Ontmusic33. What is interaction in jazz?
Given ANY definition of interaction when a jazz musician is playing jazz by themselves all alone is this musician interacting jazzwise with him or herself? I bet the answer can be yes it is possible.
If the definition of interaction requires two different items that are mutually influencing each other and without the other item then the resulting output would have been different if the one item had done all of the musical output without the input from the other item. Then, on any definition of interaction that requires mutually influential causality with each interacting entity producing an effect in the other and the subsequent overall musical product, i.e., the music being played, is now different than the music would have been without the other entity being causally involved.
Now it is easy to prove that a single human female musician necessarily interacts with herself while playing jazz. All that is needed for the proof is to find the two entities that causally interact and influence each other where these two entities are distinctive components in themselves, and even this last might not be necessary.
Two interacting entities in one's mind are the conscious and the unconscious. If one had no conscious mind input the unconscious mind's music would be very different in what it causally would produce. Conversely, the conscious mind's music production may not even be possible without the unconscious mind being involved in music making, which it undoubtedly is because of the complexity of the operation and the need to have a lot of processing being done unconsciously or without the need for conscious attention, simply put it is at least what is known as muscle memory.
INSERT STORY OF PAUL MOTION who couldn't notice all that he was doing and also keep doing it. Three different rhythms at a time with feet hand cymbals and one implied 4th beat.
Any musician then would have this interaction, and it is not unique to jazz since any musician in any genre has this kind of interaction.
Therefore, we now require two persons and no sub-entities interacting within one person
“He thought a jazz rhythm section’s primary obligation was to support a soloist with an inspiring, idiomatically appropriate musical environment—“we’ve got to raise our hands and uplift them to the sky” (Lyons 1983, 124); “when everything is cooking, the rhythm section is cohesive, everything is smooth, ... it’s like you’re sailing, floating around in space, there’s not no real effort to anything” (Gleason 2016, 221). But still, the role of ensemble interaction, to this end, is hardly clear; within the transcribed trumpet chorus from “Doxy” there are few obvious, specific instances of responsorial rhythmic or melodic exchange. Silver’s own piano solo later in the same performance (Example 2) likewise evinces fairly little, if any, readily identifiable motivic interaction between pianist, bassist, and drummer.”
➢ To what extent are these musicians interacting in these descriptions?
The author seems inclined to conclude that the rhythm section is not interacting 'that much' because the three rhythm section players do not change much what they are doing in response to the soloist. He seems to miss that the three rhythm players are having plenty of interaction amongst themselves because they are staying together in the groove and this requires/demands mutual interactivity and mutual listening.

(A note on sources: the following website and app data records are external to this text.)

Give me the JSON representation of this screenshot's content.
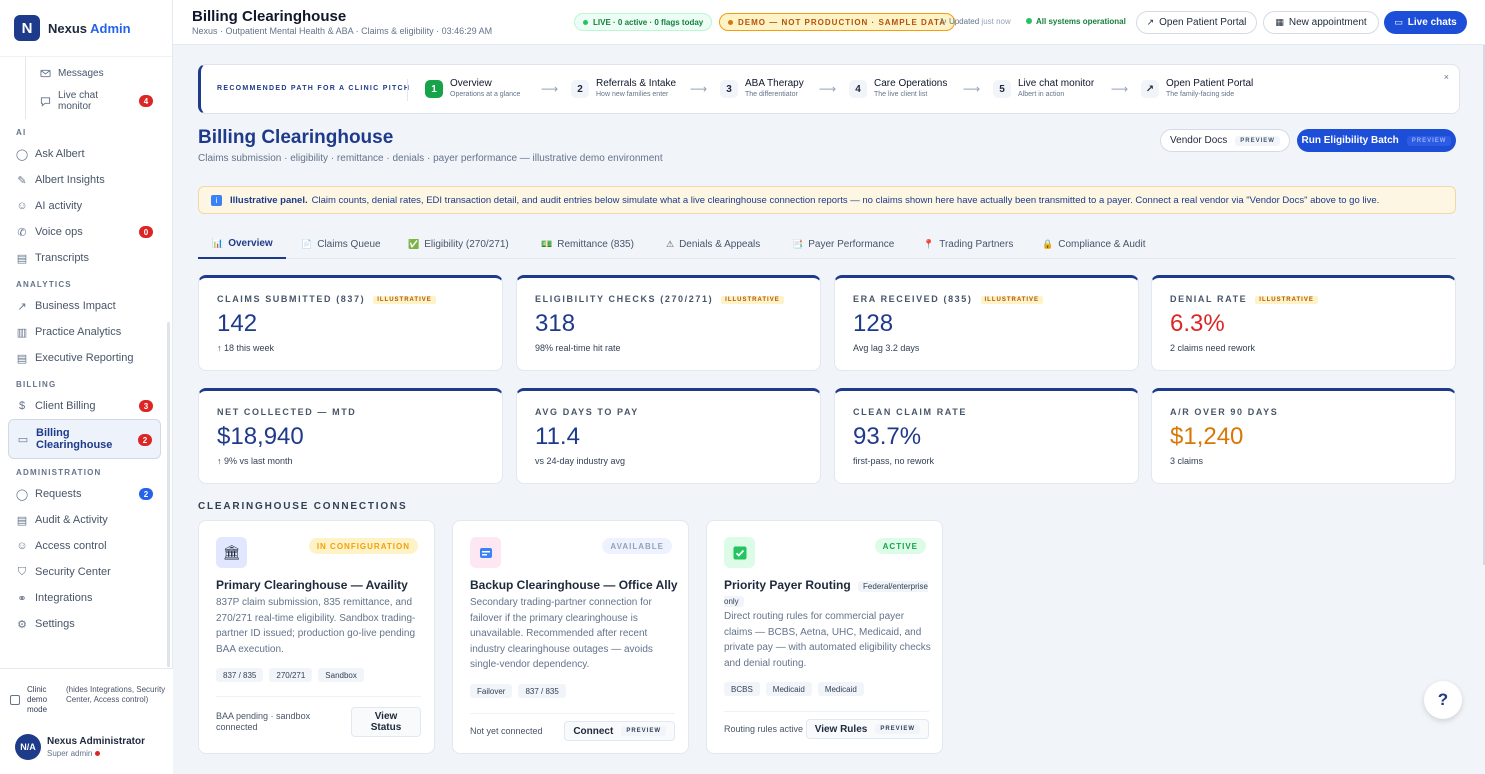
{
  "app": {
    "logo_letter": "N",
    "name": "Nexus",
    "name_suffix": "Admin"
  },
  "sidebar": {
    "sub_items": [
      {
        "label": "Messages",
        "icon": "mail-icon"
      },
      {
        "label": "Live chat monitor",
        "icon": "chat-icon",
        "badge": "4"
      }
    ],
    "sections": [
      {
        "label": "AI",
        "items": [
          {
            "label": "Ask Albert",
            "icon": "chat-bubble-icon"
          },
          {
            "label": "Albert Insights",
            "icon": "pen-icon"
          },
          {
            "label": "AI activity",
            "icon": "user-icon"
          },
          {
            "label": "Voice ops",
            "icon": "phone-icon",
            "badge": "0"
          },
          {
            "label": "Transcripts",
            "icon": "document-icon"
          }
        ]
      },
      {
        "label": "ANALYTICS",
        "items": [
          {
            "label": "Business Impact",
            "icon": "trend-icon"
          },
          {
            "label": "Practice Analytics",
            "icon": "bar-chart-icon"
          },
          {
            "label": "Executive Reporting",
            "icon": "document-icon"
          }
        ]
      },
      {
        "label": "BILLING",
        "items": [
          {
            "label": "Client Billing",
            "icon": "dollar-icon",
            "badge": "3"
          },
          {
            "label": "Billing Clearinghouse",
            "icon": "card-icon",
            "badge": "2",
            "active": true
          }
        ]
      },
      {
        "label": "ADMINISTRATION",
        "items": [
          {
            "label": "Requests",
            "icon": "chat-bubble-icon",
            "badge": "2"
          },
          {
            "label": "Audit & Activity",
            "icon": "document-icon"
          },
          {
            "label": "Access control",
            "icon": "user-icon"
          },
          {
            "label": "Security Center",
            "icon": "shield-icon"
          },
          {
            "label": "Integrations",
            "icon": "link-icon"
          },
          {
            "label": "Settings",
            "icon": "gear-icon"
          }
        ]
      }
    ],
    "demo_mode": {
      "label": "Clinic demo mode",
      "note": "(hides Integrations, Security Center, Access control)"
    },
    "user": {
      "initials": "N/A",
      "name": "Nexus Administrator",
      "role": "Super admin"
    }
  },
  "topbar": {
    "title": "Billing Clearinghouse",
    "breadcrumb": "Nexus · Outpatient Mental Health & ABA · Claims & eligibility · 03:46:29 AM",
    "live_pill": "LIVE · 0 active · 0 flags today",
    "demo_pill": "DEMO — NOT PRODUCTION · SAMPLE DATA",
    "updated": "Updated",
    "updated_when": "just now",
    "status": "All systems operational",
    "buttons": {
      "portal": "Open Patient Portal",
      "appointment": "New appointment",
      "chats": "Live chats"
    }
  },
  "path": {
    "label": "RECOMMENDED PATH FOR A CLINIC PITCH",
    "steps": [
      {
        "num": "1",
        "title": "Overview",
        "sub": "Operations at a glance"
      },
      {
        "num": "2",
        "title": "Referrals & Intake",
        "sub": "How new families enter"
      },
      {
        "num": "3",
        "title": "ABA Therapy",
        "sub": "The differentiator"
      },
      {
        "num": "4",
        "title": "Care Operations",
        "sub": "The live client list"
      },
      {
        "num": "5",
        "title": "Live chat monitor",
        "sub": "Albert in action"
      },
      {
        "num": "↗",
        "title": "Open Patient Portal",
        "sub": "The family-facing side"
      }
    ],
    "close": "×"
  },
  "page": {
    "title": "Billing Clearinghouse",
    "subtitle": "Claims submission · eligibility · remittance · denials · payer performance — illustrative demo environment",
    "vendor_docs": "Vendor Docs",
    "run_batch": "Run Eligibility Batch",
    "preview_tag": "PREVIEW"
  },
  "banner": {
    "bold": "Illustrative panel.",
    "text": "Claim counts, denial rates, EDI transaction detail, and audit entries below simulate what a live clearinghouse connection reports — no claims shown here have actually been transmitted to a payer. Connect a real vendor via \"Vendor Docs\" above to go live."
  },
  "tabs": [
    {
      "label": "Overview",
      "icon": "📊"
    },
    {
      "label": "Claims Queue",
      "icon": "📄"
    },
    {
      "label": "Eligibility (270/271)",
      "icon": "✅"
    },
    {
      "label": "Remittance (835)",
      "icon": "💵"
    },
    {
      "label": "Denials & Appeals",
      "icon": "⚠"
    },
    {
      "label": "Payer Performance",
      "icon": "📑"
    },
    {
      "label": "Trading Partners",
      "icon": "📍"
    },
    {
      "label": "Compliance & Audit",
      "icon": "🔒"
    }
  ],
  "kpis": [
    {
      "label": "CLAIMS SUBMITTED (837)",
      "tag": "ILLUSTRATIVE",
      "value": "142",
      "sub": "↑ 18 this week"
    },
    {
      "label": "ELIGIBILITY CHECKS (270/271)",
      "tag": "ILLUSTRATIVE",
      "value": "318",
      "sub": "98% real-time hit rate"
    },
    {
      "label": "ERA RECEIVED (835)",
      "tag": "ILLUSTRATIVE",
      "value": "128",
      "sub": "Avg lag 3.2 days"
    },
    {
      "label": "DENIAL RATE",
      "tag": "ILLUSTRATIVE",
      "value": "6.3%",
      "sub": "2 claims need rework"
    },
    {
      "label": "NET COLLECTED — MTD",
      "value": "$18,940",
      "sub": "↑ 9% vs last month"
    },
    {
      "label": "AVG DAYS TO PAY",
      "value": "11.4",
      "sub": "vs 24-day industry avg"
    },
    {
      "label": "CLEAN CLAIM RATE",
      "value": "93.7%",
      "sub": "first-pass, no rework"
    },
    {
      "label": "A/R OVER 90 DAYS",
      "value": "$1,240",
      "sub": "3 claims"
    }
  ],
  "connections": {
    "heading": "CLEARINGHOUSE CONNECTIONS",
    "cards": [
      {
        "status": "IN CONFIGURATION",
        "name": "Primary Clearinghouse — Availity",
        "desc": "837P claim submission, 835 remittance, and 270/271 real-time eligibility. Sandbox trading-partner ID issued; production go-live pending BAA execution.",
        "chips": [
          "837 / 835",
          "270/271",
          "Sandbox"
        ],
        "foot": "BAA pending · sandbox connected",
        "button": "View Status"
      },
      {
        "status": "AVAILABLE",
        "name": "Backup Clearinghouse — Office Ally",
        "desc": "Secondary trading-partner connection for failover if the primary clearinghouse is unavailable. Recommended after recent industry clearinghouse outages — avoids single-vendor dependency.",
        "chips": [
          "Failover",
          "837 / 835"
        ],
        "foot": "Not yet connected",
        "button": "Connect",
        "button_tag": "PREVIEW"
      },
      {
        "status": "ACTIVE",
        "name": "Priority Payer Routing",
        "name_tag": "Federal/enterprise only",
        "desc": "Direct routing rules for commercial payer claims — BCBS, Aetna, UHC, Medicaid, and private pay — with automated eligibility checks and denial routing.",
        "chips": [
          "BCBS",
          "Medicaid",
          "Medicaid"
        ],
        "foot": "Routing rules active",
        "button": "View Rules",
        "button_tag": "PREVIEW"
      }
    ]
  },
  "help": "?"
}
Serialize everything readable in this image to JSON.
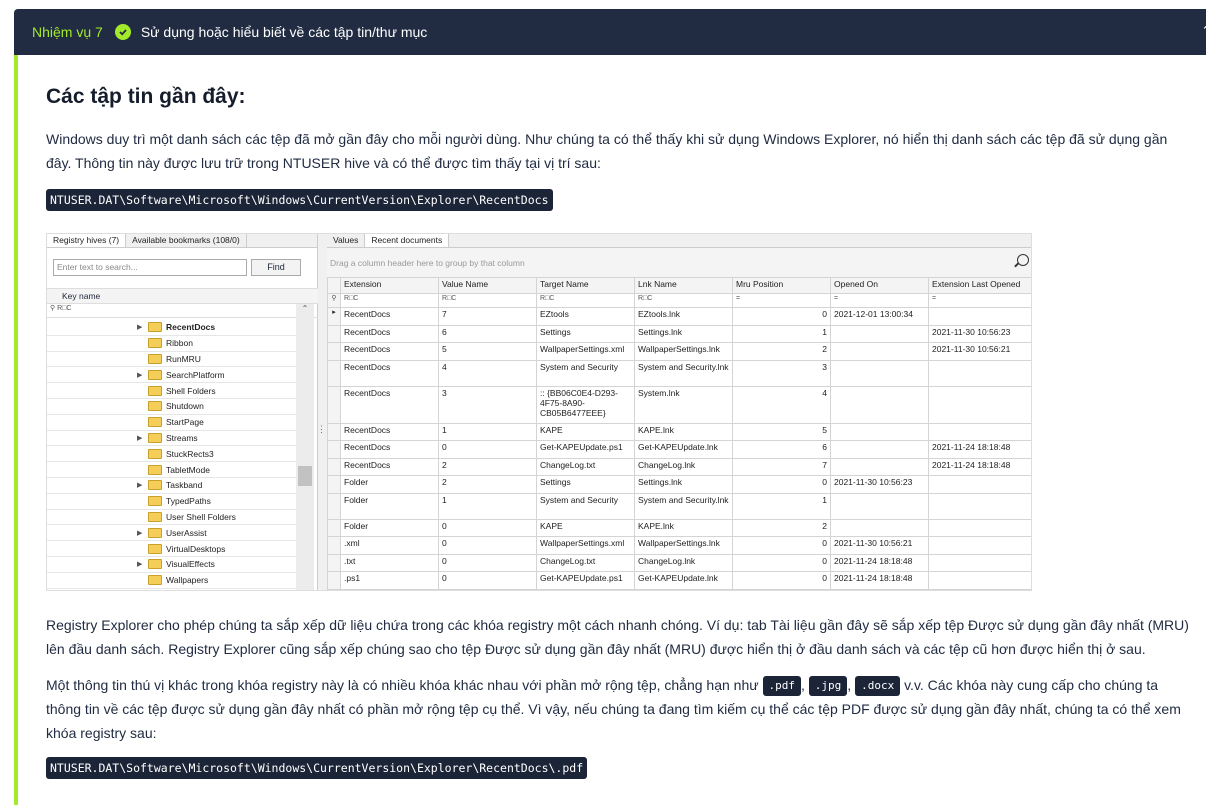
{
  "task": {
    "number": "Nhiệm vụ 7",
    "title": "Sử dụng hoặc hiểu biết về các tập tin/thư mục"
  },
  "heading": "Các tập tin gần đây:",
  "para1": "Windows duy trì một danh sách các tệp đã mở gần đây cho mỗi người dùng. Như chúng ta có thể thấy khi sử dụng Windows Explorer, nó hiển thị danh sách các tệp đã sử dụng gần đây. Thông tin này được lưu trữ trong NTUSER hive và có thể được tìm thấy tại vị trí sau:",
  "code1": "NTUSER.DAT\\Software\\Microsoft\\Windows\\CurrentVersion\\Explorer\\RecentDocs",
  "screenshot": {
    "left_tabs": [
      "Registry hives (7)",
      "Available bookmarks (108/0)"
    ],
    "search_placeholder": "Enter text to search...",
    "find_label": "Find",
    "key_name_header": "Key name",
    "filter_glyph": "R□C",
    "tree": [
      "RecentDocs",
      "Ribbon",
      "RunMRU",
      "SearchPlatform",
      "Shell Folders",
      "Shutdown",
      "StartPage",
      "Streams",
      "StuckRects3",
      "TabletMode",
      "Taskband",
      "TypedPaths",
      "User Shell Folders",
      "UserAssist",
      "VirtualDesktops",
      "VisualEffects",
      "Wallpapers"
    ],
    "tree_arrows": [
      true,
      false,
      false,
      true,
      false,
      false,
      false,
      true,
      false,
      false,
      true,
      false,
      false,
      true,
      false,
      true,
      false
    ],
    "right_tabs": [
      "Values",
      "Recent documents"
    ],
    "group_hint": "Drag a column header here to group by that column",
    "columns": [
      "Extension",
      "Value Name",
      "Target Name",
      "Lnk Name",
      "Mru Position",
      "Opened On",
      "Extension Last Opened"
    ],
    "rows": [
      [
        "RecentDocs",
        "7",
        "EZtools",
        "EZtools.lnk",
        "0",
        "2021-12-01 13:00:34",
        ""
      ],
      [
        "RecentDocs",
        "6",
        "Settings",
        "Settings.lnk",
        "1",
        "",
        "2021-11-30 10:56:23"
      ],
      [
        "RecentDocs",
        "5",
        "WallpaperSettings.xml",
        "WallpaperSettings.lnk",
        "2",
        "",
        "2021-11-30 10:56:21"
      ],
      [
        "RecentDocs",
        "4",
        "System and Security",
        "System and Security.lnk",
        "3",
        "",
        ""
      ],
      [
        "RecentDocs",
        "3",
        ":: {BB06C0E4-D293-4F75-8A90-CB05B6477EEE}",
        "System.lnk",
        "4",
        "",
        ""
      ],
      [
        "RecentDocs",
        "1",
        "KAPE",
        "KAPE.lnk",
        "5",
        "",
        ""
      ],
      [
        "RecentDocs",
        "0",
        "Get-KAPEUpdate.ps1",
        "Get-KAPEUpdate.lnk",
        "6",
        "",
        "2021-11-24 18:18:48"
      ],
      [
        "RecentDocs",
        "2",
        "ChangeLog.txt",
        "ChangeLog.lnk",
        "7",
        "",
        "2021-11-24 18:18:48"
      ],
      [
        "Folder",
        "2",
        "Settings",
        "Settings.lnk",
        "0",
        "2021-11-30 10:56:23",
        ""
      ],
      [
        "Folder",
        "1",
        "System and Security",
        "System and Security.lnk",
        "1",
        "",
        ""
      ],
      [
        "Folder",
        "0",
        "KAPE",
        "KAPE.lnk",
        "2",
        "",
        ""
      ],
      [
        ".xml",
        "0",
        "WallpaperSettings.xml",
        "WallpaperSettings.lnk",
        "0",
        "2021-11-30 10:56:21",
        ""
      ],
      [
        ".txt",
        "0",
        "ChangeLog.txt",
        "ChangeLog.lnk",
        "0",
        "2021-11-24 18:18:48",
        ""
      ],
      [
        ".ps1",
        "0",
        "Get-KAPEUpdate.ps1",
        "Get-KAPEUpdate.lnk",
        "0",
        "2021-11-24 18:18:48",
        ""
      ]
    ]
  },
  "para2": "Registry Explorer cho phép chúng ta sắp xếp dữ liệu chứa trong các khóa registry một cách nhanh chóng. Ví dụ: tab Tài liệu gần đây sẽ sắp xếp tệp Được sử dụng gần đây nhất (MRU) lên đầu danh sách. Registry Explorer cũng sắp xếp chúng sao cho tệp Được sử dụng gần đây nhất (MRU) được hiển thị ở đầu danh sách và các tệp cũ hơn được hiển thị ở sau.",
  "para3_a": "Một thông tin thú vị khác trong khóa registry này là có nhiều khóa khác nhau với phần mở rộng tệp, chẳng hạn như ",
  "ext_pdf": ".pdf",
  "ext_jpg": ".jpg",
  "ext_docx": ".docx",
  "sep": ",",
  "para3_b": " v.v. Các khóa này cung cấp cho chúng ta thông tin về các tệp được sử dụng gần đây nhất có phần mở rộng tệp cụ thể. Vì vậy, nếu chúng ta đang tìm kiếm cụ thể các tệp PDF được sử dụng gần đây nhất, chúng ta có thể xem khóa registry sau:",
  "code2": "NTUSER.DAT\\Software\\Microsoft\\Windows\\CurrentVersion\\Explorer\\RecentDocs\\.pdf"
}
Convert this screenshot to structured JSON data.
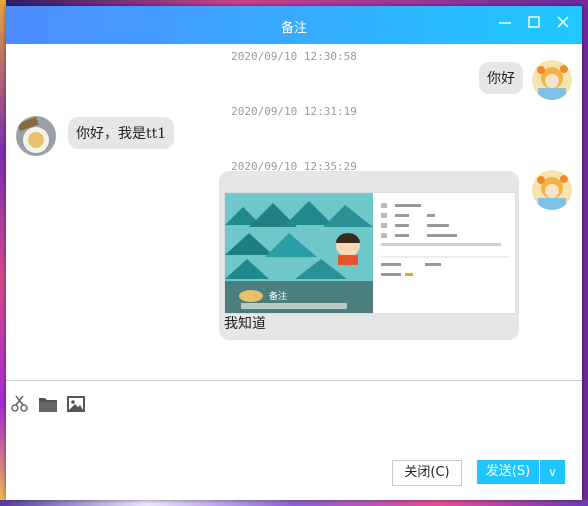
{
  "window": {
    "title": "备注"
  },
  "messages": [
    {
      "time": "2020/09/10 12:30:58",
      "text": "你好"
    },
    {
      "time": "2020/09/10 12:31:19",
      "text": "你好，我是tt1"
    },
    {
      "time": "2020/09/10 12:35:29",
      "text": "我知道"
    }
  ],
  "toolbar": {
    "icons": [
      "scissors-icon",
      "folder-icon",
      "image-icon"
    ]
  },
  "buttons": {
    "close": "关闭(C)",
    "send": "发送(S)",
    "send_dropdown": "∨"
  },
  "input": {
    "value": ""
  },
  "colors": {
    "title_gradient_start": "#4f8cff",
    "title_gradient_end": "#1ec9ff",
    "send": "#1ec6ff",
    "bubble": "#e6e6e6"
  }
}
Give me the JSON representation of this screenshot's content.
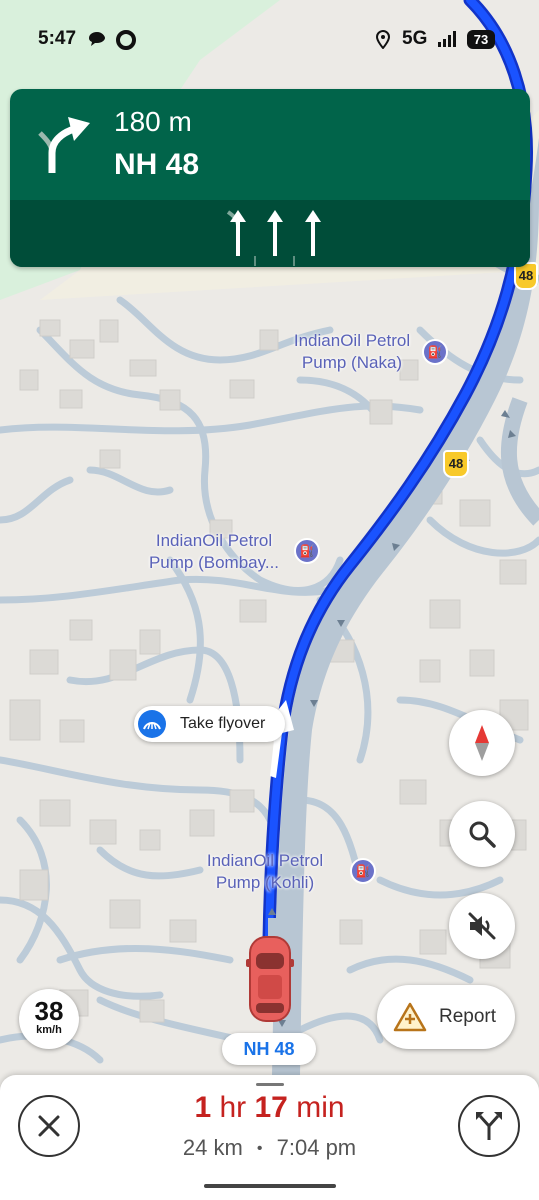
{
  "status_bar": {
    "time": "5:47",
    "network": "5G",
    "battery": "73"
  },
  "banner": {
    "distance": "180 m",
    "road": "NH 48"
  },
  "map": {
    "pois": [
      {
        "name": "IndianOil Petrol\nPump (Naka)"
      },
      {
        "name": "IndianOil Petrol\nPump (Bombay..."
      },
      {
        "name": "IndianOil Petrol\nPump (Kohli)"
      }
    ],
    "highway_shield_1": "48",
    "highway_shield_2": "48",
    "flyover_label": "Take flyover",
    "current_road": "NH 48"
  },
  "speed": {
    "value": "38",
    "unit": "km/h"
  },
  "report_label": "Report",
  "trip": {
    "hr_num": "1",
    "hr_label": "hr",
    "min_num": "17",
    "min_label": "min",
    "distance": "24 km",
    "arrival": "7:04 pm",
    "separator": "•"
  },
  "colors": {
    "banner": "#01644a",
    "route": "#1a3be8",
    "eta": "#c5221f"
  }
}
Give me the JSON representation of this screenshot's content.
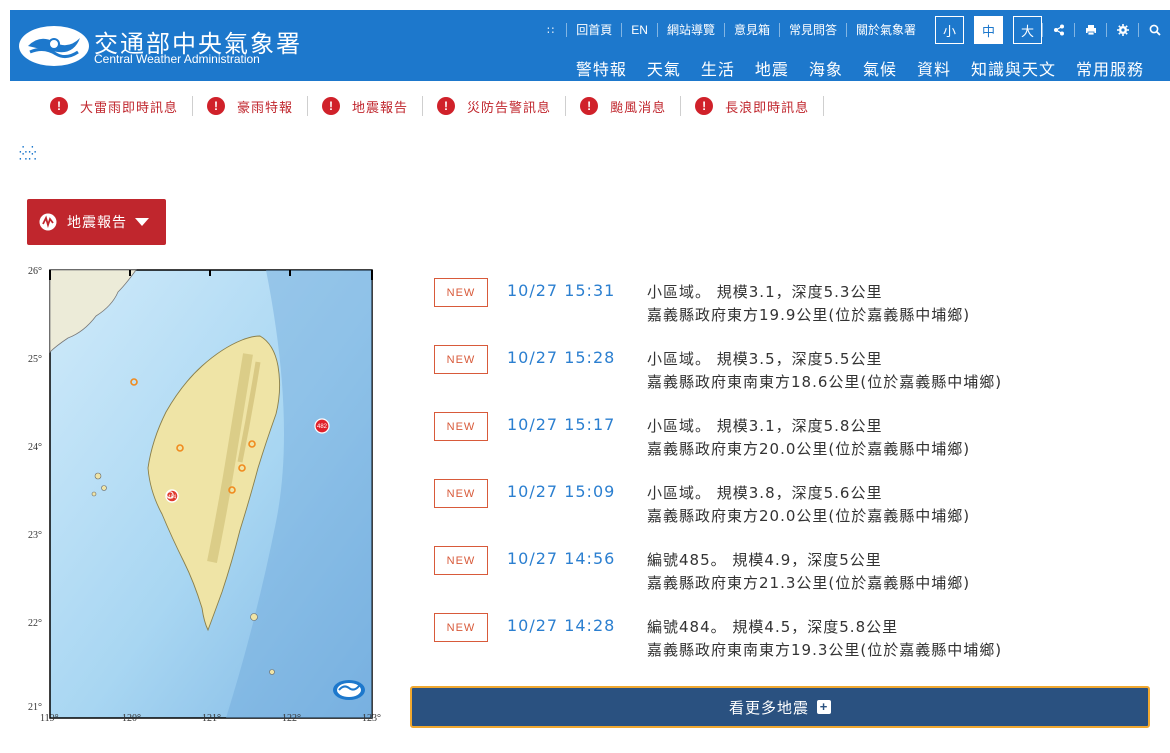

Many times you do not want the rhythm section to respond to what the soloist is doing such as the drummer told the bass player not to follow Charlie Parker when he speeds up the time. Parker would go into double timing but the rhythm section should maintain its pace. The drummer would yell, "Don't follow him" and eventually Bird would re-alight back into the non-doubled time that had been maintained by the rhythm section.